- Learn who all the rancid, poisonous people in your library are. They have the best gossip.
- Learn who all the pathetic losers are. Speak to them as if they were helpless children. They will appreciate your interest in their tedious lives, and lick your boots whenever appropriate. You will feel powerful having such obsequious toadies and look generous for condescending to talk to them at all. It's a win-win scenario.
- For the first few years, you're going to have to knuckle under to the man. Maybe longer, if you aren't very good. Get used to it, but don't get to like it, or the next thing you know you'll be showing up to work wearing a dog collar. That sort of thing is very difficult to explain away at staff meetings.
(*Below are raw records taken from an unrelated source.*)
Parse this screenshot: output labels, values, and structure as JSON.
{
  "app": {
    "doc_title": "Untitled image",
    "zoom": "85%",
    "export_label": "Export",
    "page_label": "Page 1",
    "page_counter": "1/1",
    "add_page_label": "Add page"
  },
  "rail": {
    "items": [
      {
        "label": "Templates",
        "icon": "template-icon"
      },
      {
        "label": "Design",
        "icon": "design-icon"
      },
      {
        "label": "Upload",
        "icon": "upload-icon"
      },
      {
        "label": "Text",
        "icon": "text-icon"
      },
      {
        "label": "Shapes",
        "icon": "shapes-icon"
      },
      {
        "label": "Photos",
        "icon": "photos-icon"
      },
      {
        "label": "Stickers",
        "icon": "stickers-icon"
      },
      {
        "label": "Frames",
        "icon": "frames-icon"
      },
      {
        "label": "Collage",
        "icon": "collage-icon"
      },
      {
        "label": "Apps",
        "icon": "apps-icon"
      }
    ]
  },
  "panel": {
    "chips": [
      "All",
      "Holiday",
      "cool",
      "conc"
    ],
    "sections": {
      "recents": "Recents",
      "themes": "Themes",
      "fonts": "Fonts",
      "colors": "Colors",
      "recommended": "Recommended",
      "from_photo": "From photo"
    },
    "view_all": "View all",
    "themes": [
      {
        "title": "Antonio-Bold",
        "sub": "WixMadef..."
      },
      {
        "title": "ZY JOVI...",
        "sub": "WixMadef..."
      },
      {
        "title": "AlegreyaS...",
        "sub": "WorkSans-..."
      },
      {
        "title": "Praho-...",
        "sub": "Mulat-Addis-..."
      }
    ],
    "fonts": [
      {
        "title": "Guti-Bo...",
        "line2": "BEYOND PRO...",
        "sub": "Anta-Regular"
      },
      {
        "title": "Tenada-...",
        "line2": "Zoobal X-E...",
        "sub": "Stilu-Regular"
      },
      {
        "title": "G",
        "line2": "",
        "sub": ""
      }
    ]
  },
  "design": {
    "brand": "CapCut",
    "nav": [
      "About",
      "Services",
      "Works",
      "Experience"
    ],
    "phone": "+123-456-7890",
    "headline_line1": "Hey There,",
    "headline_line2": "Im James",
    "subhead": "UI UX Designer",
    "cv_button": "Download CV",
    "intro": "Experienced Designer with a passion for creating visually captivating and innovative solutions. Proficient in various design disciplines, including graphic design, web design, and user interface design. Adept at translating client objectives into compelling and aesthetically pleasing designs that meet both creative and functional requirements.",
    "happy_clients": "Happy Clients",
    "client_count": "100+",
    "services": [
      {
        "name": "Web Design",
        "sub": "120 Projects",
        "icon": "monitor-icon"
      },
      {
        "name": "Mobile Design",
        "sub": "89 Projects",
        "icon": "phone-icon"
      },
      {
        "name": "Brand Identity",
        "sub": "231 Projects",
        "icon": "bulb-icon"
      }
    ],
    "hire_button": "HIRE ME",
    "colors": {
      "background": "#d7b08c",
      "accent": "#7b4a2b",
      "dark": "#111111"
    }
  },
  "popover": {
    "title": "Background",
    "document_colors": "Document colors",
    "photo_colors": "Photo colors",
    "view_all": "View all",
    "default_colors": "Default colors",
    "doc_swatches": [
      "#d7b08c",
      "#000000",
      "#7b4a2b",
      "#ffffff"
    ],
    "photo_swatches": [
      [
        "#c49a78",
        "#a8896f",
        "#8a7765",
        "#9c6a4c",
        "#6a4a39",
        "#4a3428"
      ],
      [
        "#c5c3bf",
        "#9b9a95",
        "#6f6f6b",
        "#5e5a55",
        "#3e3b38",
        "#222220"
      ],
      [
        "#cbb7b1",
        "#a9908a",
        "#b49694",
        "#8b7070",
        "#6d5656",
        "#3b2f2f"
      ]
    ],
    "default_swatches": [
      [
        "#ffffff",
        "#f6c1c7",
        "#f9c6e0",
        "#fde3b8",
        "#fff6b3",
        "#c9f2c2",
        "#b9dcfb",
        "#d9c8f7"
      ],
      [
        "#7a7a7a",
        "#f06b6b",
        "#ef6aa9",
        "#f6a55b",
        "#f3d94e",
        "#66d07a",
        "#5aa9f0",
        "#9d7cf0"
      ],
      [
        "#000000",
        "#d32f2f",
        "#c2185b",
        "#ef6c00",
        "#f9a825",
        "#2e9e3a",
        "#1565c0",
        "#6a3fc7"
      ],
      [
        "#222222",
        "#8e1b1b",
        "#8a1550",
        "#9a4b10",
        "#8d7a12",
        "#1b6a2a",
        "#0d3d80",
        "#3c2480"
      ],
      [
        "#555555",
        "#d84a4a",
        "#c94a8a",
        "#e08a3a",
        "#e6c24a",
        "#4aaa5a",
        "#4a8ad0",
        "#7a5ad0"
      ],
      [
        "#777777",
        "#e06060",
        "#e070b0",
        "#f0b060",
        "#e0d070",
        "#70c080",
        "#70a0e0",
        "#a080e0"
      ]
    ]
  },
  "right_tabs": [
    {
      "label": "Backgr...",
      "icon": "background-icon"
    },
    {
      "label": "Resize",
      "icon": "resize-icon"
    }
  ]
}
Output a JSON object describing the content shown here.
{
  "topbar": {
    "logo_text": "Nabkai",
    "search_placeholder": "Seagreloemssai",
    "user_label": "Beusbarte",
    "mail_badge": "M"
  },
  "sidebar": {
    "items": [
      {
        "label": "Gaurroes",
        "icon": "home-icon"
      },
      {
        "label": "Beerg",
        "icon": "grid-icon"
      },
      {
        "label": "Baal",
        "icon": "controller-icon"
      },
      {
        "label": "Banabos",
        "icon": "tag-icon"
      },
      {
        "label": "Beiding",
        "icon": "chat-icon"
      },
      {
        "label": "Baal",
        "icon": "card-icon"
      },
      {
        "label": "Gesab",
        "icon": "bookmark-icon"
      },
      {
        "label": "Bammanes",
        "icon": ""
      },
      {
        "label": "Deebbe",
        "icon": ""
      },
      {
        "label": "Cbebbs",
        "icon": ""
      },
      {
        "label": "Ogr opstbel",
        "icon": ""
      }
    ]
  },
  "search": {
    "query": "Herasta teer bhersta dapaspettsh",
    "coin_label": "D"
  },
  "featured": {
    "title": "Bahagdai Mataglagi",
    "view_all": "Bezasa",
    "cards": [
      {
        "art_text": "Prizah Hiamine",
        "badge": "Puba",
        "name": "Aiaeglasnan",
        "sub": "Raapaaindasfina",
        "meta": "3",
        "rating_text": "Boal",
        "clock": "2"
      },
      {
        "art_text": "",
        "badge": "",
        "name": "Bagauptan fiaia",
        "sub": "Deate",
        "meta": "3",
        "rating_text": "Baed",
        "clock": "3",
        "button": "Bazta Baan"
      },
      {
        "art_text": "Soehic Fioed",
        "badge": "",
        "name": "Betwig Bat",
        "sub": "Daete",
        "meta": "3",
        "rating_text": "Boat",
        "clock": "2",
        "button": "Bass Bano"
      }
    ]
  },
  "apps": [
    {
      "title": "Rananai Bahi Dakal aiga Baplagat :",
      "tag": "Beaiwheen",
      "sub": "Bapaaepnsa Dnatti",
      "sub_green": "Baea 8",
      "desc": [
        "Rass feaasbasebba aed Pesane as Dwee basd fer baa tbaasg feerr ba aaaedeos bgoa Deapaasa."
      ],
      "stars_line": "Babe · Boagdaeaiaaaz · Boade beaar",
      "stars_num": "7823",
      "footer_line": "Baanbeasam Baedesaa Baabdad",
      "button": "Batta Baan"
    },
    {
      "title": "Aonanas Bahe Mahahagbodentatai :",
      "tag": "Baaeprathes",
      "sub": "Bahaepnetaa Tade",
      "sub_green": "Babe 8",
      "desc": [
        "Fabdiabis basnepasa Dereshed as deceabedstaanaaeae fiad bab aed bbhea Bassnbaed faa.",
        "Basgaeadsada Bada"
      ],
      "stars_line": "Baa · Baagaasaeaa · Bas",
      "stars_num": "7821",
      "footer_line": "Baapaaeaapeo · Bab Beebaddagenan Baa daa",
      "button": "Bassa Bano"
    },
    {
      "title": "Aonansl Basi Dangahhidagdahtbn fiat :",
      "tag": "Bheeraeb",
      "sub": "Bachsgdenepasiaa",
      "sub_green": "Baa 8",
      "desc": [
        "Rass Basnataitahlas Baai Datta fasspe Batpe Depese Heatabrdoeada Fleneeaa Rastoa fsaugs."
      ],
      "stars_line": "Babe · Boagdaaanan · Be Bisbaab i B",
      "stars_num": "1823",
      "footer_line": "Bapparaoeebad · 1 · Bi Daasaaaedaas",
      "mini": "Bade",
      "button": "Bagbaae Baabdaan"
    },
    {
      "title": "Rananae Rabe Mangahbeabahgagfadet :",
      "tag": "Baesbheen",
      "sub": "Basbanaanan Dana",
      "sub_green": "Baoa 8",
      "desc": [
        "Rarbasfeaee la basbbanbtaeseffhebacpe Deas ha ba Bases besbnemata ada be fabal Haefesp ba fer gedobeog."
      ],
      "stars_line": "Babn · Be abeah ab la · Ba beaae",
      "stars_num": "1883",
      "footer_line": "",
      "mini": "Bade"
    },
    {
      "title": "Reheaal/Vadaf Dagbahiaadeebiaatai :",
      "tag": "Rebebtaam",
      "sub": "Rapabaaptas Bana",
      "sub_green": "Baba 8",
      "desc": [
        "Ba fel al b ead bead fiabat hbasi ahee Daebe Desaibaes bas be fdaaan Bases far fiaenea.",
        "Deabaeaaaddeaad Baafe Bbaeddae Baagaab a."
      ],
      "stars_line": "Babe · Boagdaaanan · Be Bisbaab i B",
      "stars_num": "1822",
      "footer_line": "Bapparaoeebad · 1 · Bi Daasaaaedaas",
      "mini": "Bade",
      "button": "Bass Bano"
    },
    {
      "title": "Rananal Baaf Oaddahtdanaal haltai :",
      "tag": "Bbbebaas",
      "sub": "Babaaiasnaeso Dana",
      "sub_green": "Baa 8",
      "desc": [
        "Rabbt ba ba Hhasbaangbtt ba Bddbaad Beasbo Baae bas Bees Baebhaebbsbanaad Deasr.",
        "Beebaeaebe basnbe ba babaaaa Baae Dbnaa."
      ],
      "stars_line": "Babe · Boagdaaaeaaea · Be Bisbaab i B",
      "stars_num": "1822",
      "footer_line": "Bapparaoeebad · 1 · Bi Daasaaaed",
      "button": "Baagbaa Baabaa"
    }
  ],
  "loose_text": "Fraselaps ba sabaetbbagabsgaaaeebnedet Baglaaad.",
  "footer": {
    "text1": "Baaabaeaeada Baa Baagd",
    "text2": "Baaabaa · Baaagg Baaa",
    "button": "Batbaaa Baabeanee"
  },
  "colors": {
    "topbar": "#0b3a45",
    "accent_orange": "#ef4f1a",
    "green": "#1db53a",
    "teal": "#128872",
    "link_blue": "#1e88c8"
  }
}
- There's no job you can't work your way out of if you're clever and talented. If you're not clever and talented, then you're lucky to have a job at all, so quit your complaining.
- Always work like you're getting ready for the next job, even if you don't apply. It makes you look better.
- However, it's better to seem to work hard than to actually work hard. Learn the difference.
- And forget about sprezzatura. People resent you when you do twice their work in half the time and don't break a sweat. Trust me.
- Remember, the important thing is your life and career, not the library or your colleagues.
- Because, frankly, they don't really care about you. The library was there before you, and it'll go on being there after you've gone. Don't take it personally.
- Try not to take a job in public services, because servicing the public is annoying.
- Try not to take any sort of production-oriented job, like cataloging, because then you have measurable outcomes, and you don't want that. Someone might measure you and find you wanting.
- Try to join a department of pathetic losers. Sure, the meetings are painful, but you just look that much better come performance assessment time.
- Be smarter than everyone else. It saves a lot of time and energy.
- Your ultimate job is one like the Annoyed Librarian's, where you are really well paid for doing almost no work. But you must suffer for your art!
Wednesday, July 26, 2006
Annoyed Librarian Tips for New Professionals
So you've just finished library school, and you want to know if you're ready for the exciting and fast-paced world of professional librarianship. Everybody seems to be offering advice on what new librarians should have learned in library school, from IWTBF to the FRL. The Annoyed Librarian can't just sit by and watch this fascinating discussion without jumping in to participate. So you what do you really need to succeed? "Ability to embrace change"? "Comfort in the online medium"? Yawn. "Cunning" and "Cajones"? Possibly, but I hope that last one can be figurative. Still, there are some useful qualities missing from these thoughtful lists. Below are the Annoyed Librarian's time tested tips for success. Use them with my blessing.
Labels: AL Favorites, library jobs
It's about high time someone actually shared the true wisdom necessary to hold a library job. I mean, all those "embrace change" coomba yah, go tech, hurrah posts are getting predictable. Thank you, thank you, thank you, from someone who does get a share of idiots at work, has to find ways to look attentive at meetings, and a few other things. So, we shall continue suffering for art.
Hello from Paris,
I work in a French library... it's exactly the same !! (;-D
I think I have the 'seem to work hard' down but how can I be sure?
Well, if people say things like, "I know how busy you are, but could I just have a minute of your time," and all you've been doing is reading blogs, you can be sure. Unless they're being sarcastic, in which case you haven't made it yet.
Besides eliminating "change agent" from the new librarian's vocabulary, I would also eliminate "thought leader," most words ending in -ize, "skill sets," and "silos," which should really just house nuclear missiles and grains.
Resist the The Librarian Language Acquisition Model:
Post a Comment